**WHAT YOU NEED TO DO:** Find the lines of data that contain the string "target", then list them.
── DATA FOR PROCESSING
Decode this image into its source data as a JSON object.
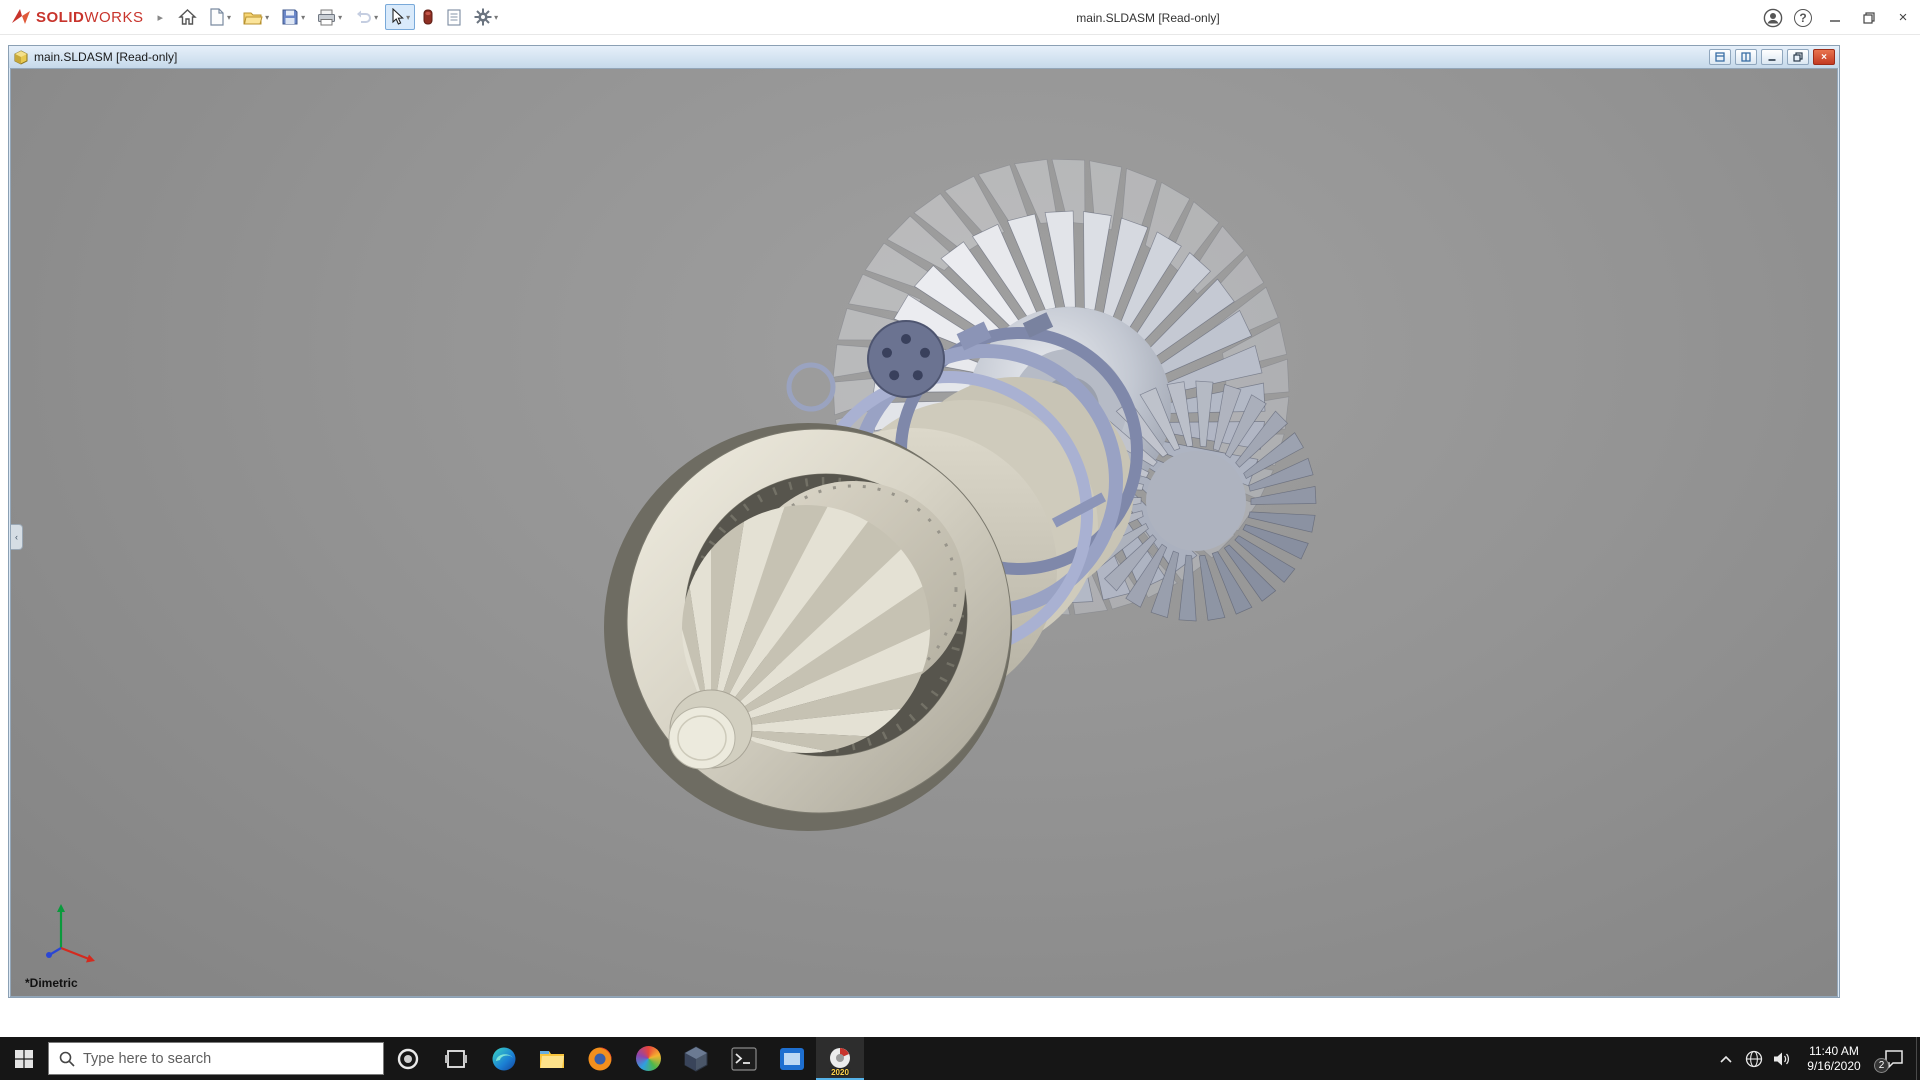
{
  "app": {
    "title": "main.SLDASM [Read-only]",
    "logo_bold": "SOLID",
    "logo_light": "WORKS"
  },
  "toolbar": {
    "icons": [
      "home-icon",
      "new-document-icon",
      "open-folder-icon",
      "save-icon",
      "print-icon",
      "undo-icon",
      "select-cursor-icon",
      "apps-icon",
      "report-sheet-icon",
      "options-gear-icon",
      "user-account-icon",
      "help-icon",
      "minimize-icon",
      "maximize-icon",
      "close-icon"
    ]
  },
  "document": {
    "title": "main.SLDASM [Read-only]",
    "view_orientation": "*Dimetric"
  },
  "taskbar": {
    "search_placeholder": "Type here to search",
    "time": "11:40 AM",
    "date": "9/16/2020",
    "notification_count": "2",
    "solidworks_year": "2020",
    "app_icons": [
      "start-icon",
      "cortana-icon",
      "task-view-icon",
      "edge-icon",
      "file-explorer-icon",
      "firefox-icon",
      "colorful-ball-icon",
      "cube-app-icon",
      "terminal-icon",
      "blue-app-icon",
      "solidworks-icon",
      "chevron-up-icon",
      "network-globe-icon",
      "speaker-icon",
      "action-center-icon"
    ]
  },
  "colors": {
    "brand_red": "#c8342c",
    "doc_titlebar": "#cfe0ef",
    "viewport_gray": "#949494",
    "model_cream": "#d6d2c4",
    "model_lavender": "#9aa3c4",
    "taskbar_dark": "#161616"
  }
}
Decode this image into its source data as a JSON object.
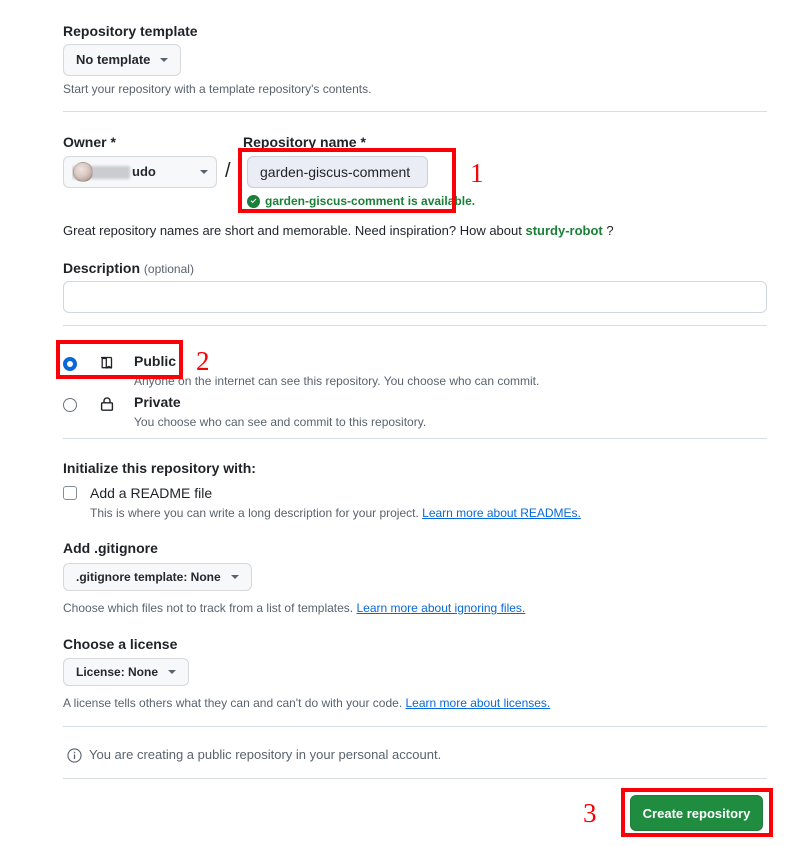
{
  "form": {
    "repository_template": {
      "label": "Repository template",
      "selected": "No template",
      "hint": "Start your repository with a template repository's contents."
    },
    "owner": {
      "label": "Owner *",
      "name_visible_suffix": "udo",
      "name_redacted": true
    },
    "separator": "/",
    "repository_name": {
      "label": "Repository name *",
      "value": "garden-giscus-comment",
      "placeholder": "",
      "availability_message": "garden-giscus-comment is available.",
      "availability_icon": "check-circle-icon",
      "availability_color": "#1a7f37"
    },
    "name_hint": {
      "prefix": "Great repository names are short and memorable. Need inspiration? How about ",
      "suggestion": "sturdy-robot",
      "suffix": " ?"
    },
    "description": {
      "label": "Description",
      "optional_tag": "(optional)",
      "value": "",
      "placeholder": ""
    },
    "visibility": {
      "options": [
        {
          "id": "public",
          "icon": "repo-book-icon",
          "title": "Public",
          "description": "Anyone on the internet can see this repository. You choose who can commit.",
          "selected": true
        },
        {
          "id": "private",
          "icon": "lock-icon",
          "title": "Private",
          "description": "You choose who can see and commit to this repository.",
          "selected": false
        }
      ]
    },
    "initialize": {
      "label": "Initialize this repository with:",
      "readme": {
        "label": "Add a README file",
        "checked": false,
        "hint_prefix": "This is where you can write a long description for your project. ",
        "hint_link": "Learn more about READMEs."
      }
    },
    "gitignore": {
      "label": "Add .gitignore",
      "selected": ".gitignore template: None",
      "hint_prefix": "Choose which files not to track from a list of templates. ",
      "hint_link": "Learn more about ignoring files."
    },
    "license": {
      "label": "Choose a license",
      "selected": "License: None",
      "hint_prefix": "A license tells others what they can and can't do with your code. ",
      "hint_link": "Learn more about licenses."
    },
    "account_note": {
      "icon": "info-icon",
      "text": "You are creating a public repository in your personal account."
    },
    "submit": {
      "label": "Create repository",
      "color": "#1f8c3f"
    }
  },
  "annotations": {
    "color": "#fb0007",
    "markers": [
      {
        "number": "1",
        "target": "repository-name-field"
      },
      {
        "number": "2",
        "target": "public-visibility-radio"
      },
      {
        "number": "3",
        "target": "create-repository-button"
      }
    ]
  }
}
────
**WRITTEN SOLUTION:**
        "target": "repository-name-field"
        "target": "public-visibility-radio"
        "target": "create-repository-button"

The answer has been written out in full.